◆ SUPPLIED DATA:
++++++++

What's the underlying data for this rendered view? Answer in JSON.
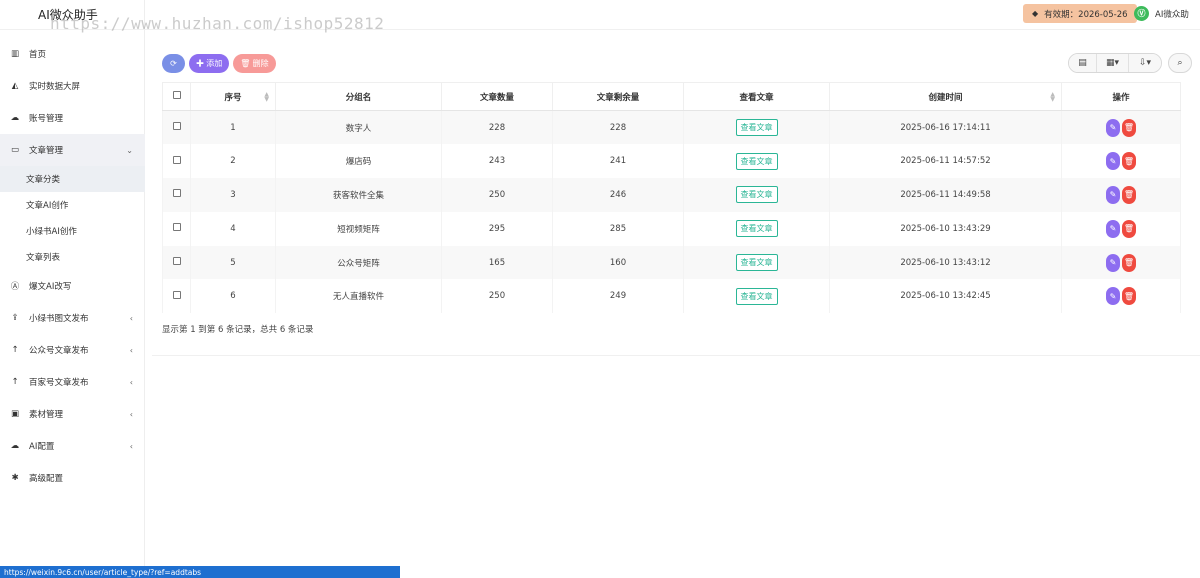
{
  "app": {
    "title": "AI微众助手"
  },
  "watermark": "https://www.huzhan.com/ishop52812",
  "header": {
    "validity_label": "有效期：2026-05-26",
    "user_name": "AI微众助",
    "avatar_text": "Ⓥ"
  },
  "sidebar": {
    "items": [
      {
        "label": "首页",
        "icon": "chart-bar-icon",
        "glyph": "▥"
      },
      {
        "label": "实时数据大屏",
        "icon": "area-chart-icon",
        "glyph": "◭"
      },
      {
        "label": "账号管理",
        "icon": "wechat-icon",
        "glyph": "☁"
      },
      {
        "label": "文章管理",
        "icon": "folder-open-icon",
        "glyph": "▭",
        "arrow": "⌄"
      },
      {
        "label": "爆文AI改写",
        "icon": "ai-icon",
        "glyph": "Ⓐ"
      },
      {
        "label": "小绿书图文发布",
        "icon": "upload-icon",
        "glyph": "⇪",
        "arrow": "‹"
      },
      {
        "label": "公众号文章发布",
        "icon": "arrow-up-icon",
        "glyph": "↑",
        "arrow": "‹"
      },
      {
        "label": "百家号文章发布",
        "icon": "arrow-up-icon",
        "glyph": "↑",
        "arrow": "‹"
      },
      {
        "label": "素材管理",
        "icon": "image-icon",
        "glyph": "▣",
        "arrow": "‹"
      },
      {
        "label": "AI配置",
        "icon": "cloud-icon",
        "glyph": "☁",
        "arrow": "‹"
      },
      {
        "label": "高级配置",
        "icon": "gear-icon",
        "glyph": "✱"
      }
    ],
    "sub_items": [
      "文章分类",
      "文章AI创作",
      "小绿书AI创作",
      "文章列表"
    ]
  },
  "toolbar": {
    "refresh_icon": "⟳",
    "add_label": "✚ 添加",
    "delete_label": "🗑 删除"
  },
  "table": {
    "headers": [
      "序号",
      "分组名",
      "文章数量",
      "文章剩余量",
      "查看文章",
      "创建时间",
      "操作"
    ],
    "view_label": "查看文章",
    "rows": [
      {
        "no": "1",
        "name": "数字人",
        "count": "228",
        "remain": "228",
        "time": "2025-06-16 17:14:11"
      },
      {
        "no": "2",
        "name": "爆店码",
        "count": "243",
        "remain": "241",
        "time": "2025-06-11 14:57:52"
      },
      {
        "no": "3",
        "name": "获客软件全集",
        "count": "250",
        "remain": "246",
        "time": "2025-06-11 14:49:58"
      },
      {
        "no": "4",
        "name": "短视频矩阵",
        "count": "295",
        "remain": "285",
        "time": "2025-06-10 13:43:29"
      },
      {
        "no": "5",
        "name": "公众号矩阵",
        "count": "165",
        "remain": "160",
        "time": "2025-06-10 13:43:12"
      },
      {
        "no": "6",
        "name": "无人直播软件",
        "count": "250",
        "remain": "249",
        "time": "2025-06-10 13:42:45"
      }
    ]
  },
  "pager": {
    "text": "显示第 1 到第 6 条记录，总共 6 条记录"
  },
  "status_url": "https://weixin.9c6.cn/user/article_type/?ref=addtabs"
}
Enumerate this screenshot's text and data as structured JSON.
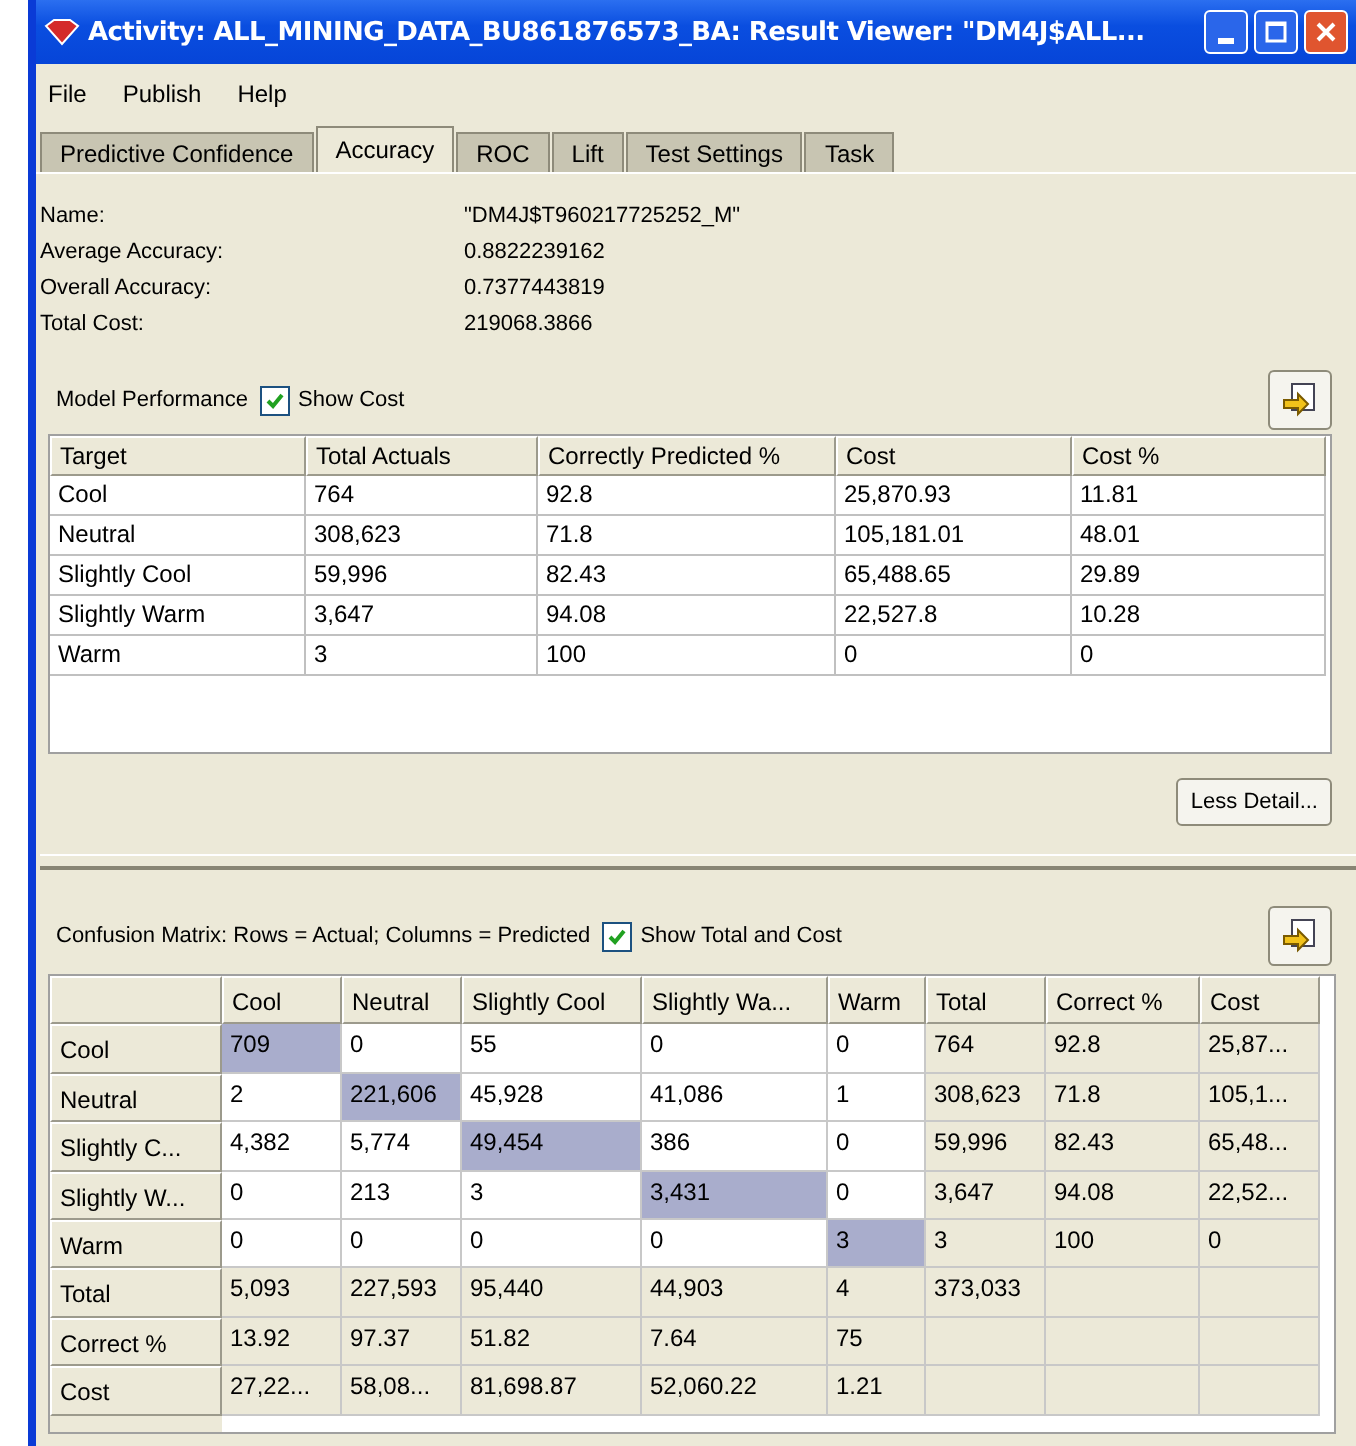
{
  "window": {
    "title": "Activity: ALL_MINING_DATA_BU861876573_BA: Result Viewer: \"DM4J$ALL..."
  },
  "menu": [
    {
      "label": "File"
    },
    {
      "label": "Publish"
    },
    {
      "label": "Help"
    }
  ],
  "tabs": [
    {
      "label": "Predictive Confidence",
      "selected": false
    },
    {
      "label": "Accuracy",
      "selected": true
    },
    {
      "label": "ROC",
      "selected": false
    },
    {
      "label": "Lift",
      "selected": false
    },
    {
      "label": "Test Settings",
      "selected": false
    },
    {
      "label": "Task",
      "selected": false
    }
  ],
  "summary": [
    {
      "label": "Name:",
      "value": "\"DM4J$T960217725252_M\""
    },
    {
      "label": "Average Accuracy:",
      "value": "0.8822239162"
    },
    {
      "label": "Overall Accuracy:",
      "value": "0.7377443819"
    },
    {
      "label": "Total Cost:",
      "value": "219068.3866"
    }
  ],
  "model_performance": {
    "label": "Model Performance",
    "checkbox": {
      "label": "Show Cost",
      "checked": true
    },
    "columns": [
      "Target",
      "Total Actuals",
      "Correctly Predicted %",
      "Cost",
      "Cost %"
    ],
    "rows": [
      [
        "Cool",
        "764",
        "92.8",
        "25,870.93",
        "11.81"
      ],
      [
        "Neutral",
        "308,623",
        "71.8",
        "105,181.01",
        "48.01"
      ],
      [
        "Slightly Cool",
        "59,996",
        "82.43",
        "65,488.65",
        "29.89"
      ],
      [
        "Slightly Warm",
        "3,647",
        "94.08",
        "22,527.8",
        "10.28"
      ],
      [
        "Warm",
        "3",
        "100",
        "0",
        "0"
      ]
    ]
  },
  "less_detail_button": "Less Detail...",
  "confusion_matrix": {
    "label": "Confusion Matrix:  Rows = Actual; Columns = Predicted",
    "checkbox": {
      "label": "Show Total and Cost",
      "checked": true
    },
    "columns": [
      {
        "label": "Cool",
        "kind": "class"
      },
      {
        "label": "Neutral",
        "kind": "class"
      },
      {
        "label": "Slightly Cool",
        "kind": "class"
      },
      {
        "label": "Slightly Wa...",
        "kind": "class"
      },
      {
        "label": "Warm",
        "kind": "class"
      },
      {
        "label": "Total",
        "kind": "summary"
      },
      {
        "label": "Correct %",
        "kind": "summary"
      },
      {
        "label": "Cost",
        "kind": "summary"
      }
    ],
    "rows": [
      {
        "label": "Cool",
        "kind": "class",
        "cells": [
          "709",
          "0",
          "55",
          "0",
          "0",
          "764",
          "92.8",
          "25,87..."
        ]
      },
      {
        "label": "Neutral",
        "kind": "class",
        "cells": [
          "2",
          "221,606",
          "45,928",
          "41,086",
          "1",
          "308,623",
          "71.8",
          "105,1..."
        ]
      },
      {
        "label": "Slightly C...",
        "kind": "class",
        "cells": [
          "4,382",
          "5,774",
          "49,454",
          "386",
          "0",
          "59,996",
          "82.43",
          "65,48..."
        ]
      },
      {
        "label": "Slightly W...",
        "kind": "class",
        "cells": [
          "0",
          "213",
          "3",
          "3,431",
          "0",
          "3,647",
          "94.08",
          "22,52..."
        ]
      },
      {
        "label": "Warm",
        "kind": "class",
        "cells": [
          "0",
          "0",
          "0",
          "0",
          "3",
          "3",
          "100",
          "0"
        ]
      },
      {
        "label": "Total",
        "kind": "summary",
        "cells": [
          "5,093",
          "227,593",
          "95,440",
          "44,903",
          "4",
          "373,033",
          "",
          ""
        ]
      },
      {
        "label": "Correct %",
        "kind": "summary",
        "cells": [
          "13.92",
          "97.37",
          "51.82",
          "7.64",
          "75",
          "",
          "",
          ""
        ]
      },
      {
        "label": "Cost",
        "kind": "summary",
        "cells": [
          "27,22...",
          "58,08...",
          "81,698.87",
          "52,060.22",
          "1.21",
          "",
          "",
          ""
        ]
      }
    ]
  }
}
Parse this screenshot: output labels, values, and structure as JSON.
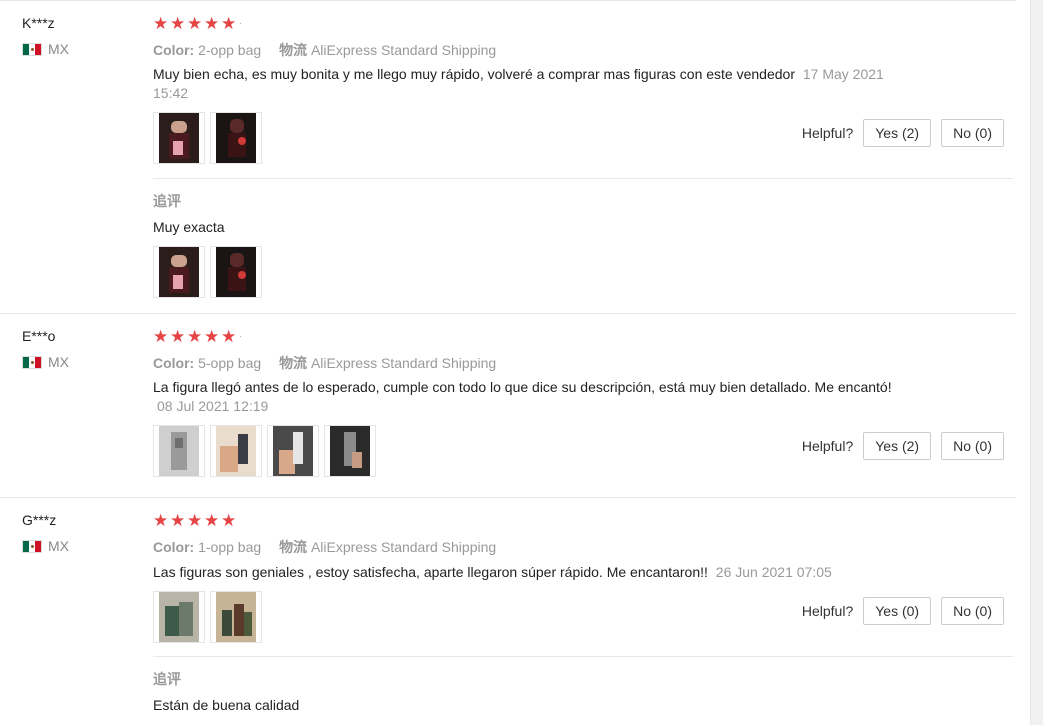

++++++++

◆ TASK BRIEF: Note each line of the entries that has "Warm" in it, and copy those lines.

◆ COMPLETED EXERCISE:
        "Slightly Warm",
        "Warm",
        "label": "Warm",
        "label": "Warm",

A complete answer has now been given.